Contents

Music in the Late Twentieth Century

“REAL” VS. “PURE”

Chapter:
CHAPTER 4 The Third Revolution
Source:
MUSIC IN THE LATE TWENTIETH CENTURY
Author(s):
Richard Taruskin

It was the advent of the tape recorder, the development described at the beginning of this chapter, that rescued Varèse from his creative hiatus and brought about something of a futurist resurgence, coinciding with the emergence of the postwar avant-garde. That made it possible to look upon Varèse's compositions of the 1920s and 1930s not only as quaintly heroic echoes of an exhausted past but, just as plausibly, as harbingers of an abundant future. He found himself cast as a mentor to a new generation of composers, and became the only member of his generation to apply himself to the new technology of “organized sound,”25 to use the term Varèse offered (in an article published in 1940) as a means of evading “the monotonous question: ‘But is it music?’ ” The question was inevitable, since the new medium of electronic music was able at last to fulfill John Cage's prediction of 1940 and “MAKE AVAILABLE FOR MUSICAL PURPOSES ANY AND ALL SOUNDS THAT CAN BE HEARD,” and do it in a way that was entirely practicable. (Cage, too, had offered, “if the word ‘music’ is sacred,” to call the activity he foresaw “organization of sound” and the composer an “organizer of sound.”) That meant all at once admitting to the domain of music a wide variety of sounds for which no musical notation existed and to which no existing rules of composition were applicable. But as Varèse somewhat gloomily predicted in “The Liberation of Sound,” “I am afraid it will not be long before some musical mortician begins embalming electronic music in rules.”26

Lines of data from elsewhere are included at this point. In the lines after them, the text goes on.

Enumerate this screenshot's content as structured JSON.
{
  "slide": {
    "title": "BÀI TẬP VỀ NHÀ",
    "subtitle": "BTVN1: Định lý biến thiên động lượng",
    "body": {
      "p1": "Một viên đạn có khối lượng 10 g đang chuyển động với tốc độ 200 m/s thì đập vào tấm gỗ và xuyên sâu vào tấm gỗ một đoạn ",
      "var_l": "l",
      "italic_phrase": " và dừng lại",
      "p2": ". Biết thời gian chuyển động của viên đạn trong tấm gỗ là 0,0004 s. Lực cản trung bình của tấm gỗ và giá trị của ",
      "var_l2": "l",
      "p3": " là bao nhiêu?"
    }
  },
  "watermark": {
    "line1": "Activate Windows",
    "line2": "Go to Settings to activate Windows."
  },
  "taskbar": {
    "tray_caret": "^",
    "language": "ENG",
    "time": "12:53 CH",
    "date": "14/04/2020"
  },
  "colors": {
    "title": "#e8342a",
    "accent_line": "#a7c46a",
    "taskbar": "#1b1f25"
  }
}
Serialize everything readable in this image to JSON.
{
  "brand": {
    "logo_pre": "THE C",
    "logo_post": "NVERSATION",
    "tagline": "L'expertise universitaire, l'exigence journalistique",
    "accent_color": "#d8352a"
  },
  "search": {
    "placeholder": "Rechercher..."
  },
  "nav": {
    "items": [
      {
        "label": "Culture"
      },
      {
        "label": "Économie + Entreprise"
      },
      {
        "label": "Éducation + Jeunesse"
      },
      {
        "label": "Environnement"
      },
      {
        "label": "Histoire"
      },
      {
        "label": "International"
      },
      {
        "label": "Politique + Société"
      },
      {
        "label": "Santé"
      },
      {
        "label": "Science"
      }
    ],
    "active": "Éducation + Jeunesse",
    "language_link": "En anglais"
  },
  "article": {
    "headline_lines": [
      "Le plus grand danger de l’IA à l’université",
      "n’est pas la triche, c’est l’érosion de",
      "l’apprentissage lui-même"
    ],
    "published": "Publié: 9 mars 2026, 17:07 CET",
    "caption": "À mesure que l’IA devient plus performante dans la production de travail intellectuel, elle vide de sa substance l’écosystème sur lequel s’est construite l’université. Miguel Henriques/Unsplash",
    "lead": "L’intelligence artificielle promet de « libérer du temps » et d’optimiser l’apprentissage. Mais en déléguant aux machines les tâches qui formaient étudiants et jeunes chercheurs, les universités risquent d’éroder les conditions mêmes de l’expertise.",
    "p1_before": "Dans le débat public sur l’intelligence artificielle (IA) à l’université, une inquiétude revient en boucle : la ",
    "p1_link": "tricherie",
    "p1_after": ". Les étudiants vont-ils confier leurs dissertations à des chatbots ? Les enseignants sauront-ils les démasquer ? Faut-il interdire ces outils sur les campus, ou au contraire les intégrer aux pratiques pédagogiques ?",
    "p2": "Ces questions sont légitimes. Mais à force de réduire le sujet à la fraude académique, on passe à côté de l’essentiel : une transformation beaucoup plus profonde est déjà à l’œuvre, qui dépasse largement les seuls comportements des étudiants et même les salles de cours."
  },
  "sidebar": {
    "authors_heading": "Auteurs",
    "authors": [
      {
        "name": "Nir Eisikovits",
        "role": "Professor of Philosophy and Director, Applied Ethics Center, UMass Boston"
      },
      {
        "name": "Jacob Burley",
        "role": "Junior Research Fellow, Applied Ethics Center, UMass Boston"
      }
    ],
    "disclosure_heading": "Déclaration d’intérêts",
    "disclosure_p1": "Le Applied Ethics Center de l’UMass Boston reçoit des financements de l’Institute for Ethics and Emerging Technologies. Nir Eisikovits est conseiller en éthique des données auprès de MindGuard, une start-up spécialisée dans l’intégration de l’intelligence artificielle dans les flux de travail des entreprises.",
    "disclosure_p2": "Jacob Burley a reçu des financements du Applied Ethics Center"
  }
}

Citation (MLA):
Richard Taruskin. "Chapter 4 The Third Revolution." The Oxford History of Western Music. Oxford University Press. New York, USA. n.d. Web. 24 Oct. 2014. <http://www.oxfordwesternmusic.com/view/Volume5/actrade-9780195384857-div1-004006.xml>.
Citation (APA):
Taruskin, R. (n.d.). Chapter 4 The Third Revolution. In Oxford University Press, Music in the Late Twentieth Century. New York, USA. Retrieved 24 Oct. 2014, from http://www.oxfordwesternmusic.com/view/Volume5/actrade-9780195384857-div1-004006.xml
Citation (Chicago):
Richard Taruskin. "Chapter 4 The Third Revolution." In Music in the Late Twentieth Century, Oxford University Press. (New York, USA, n.d.). Retrieved 24 Oct. 2014, from http://www.oxfordwesternmusic.com/view/Volume5/actrade-9780195384857-div1-004006.xml
Users without a subscription are not able to see the full content. Please, subscribe or login to access all content.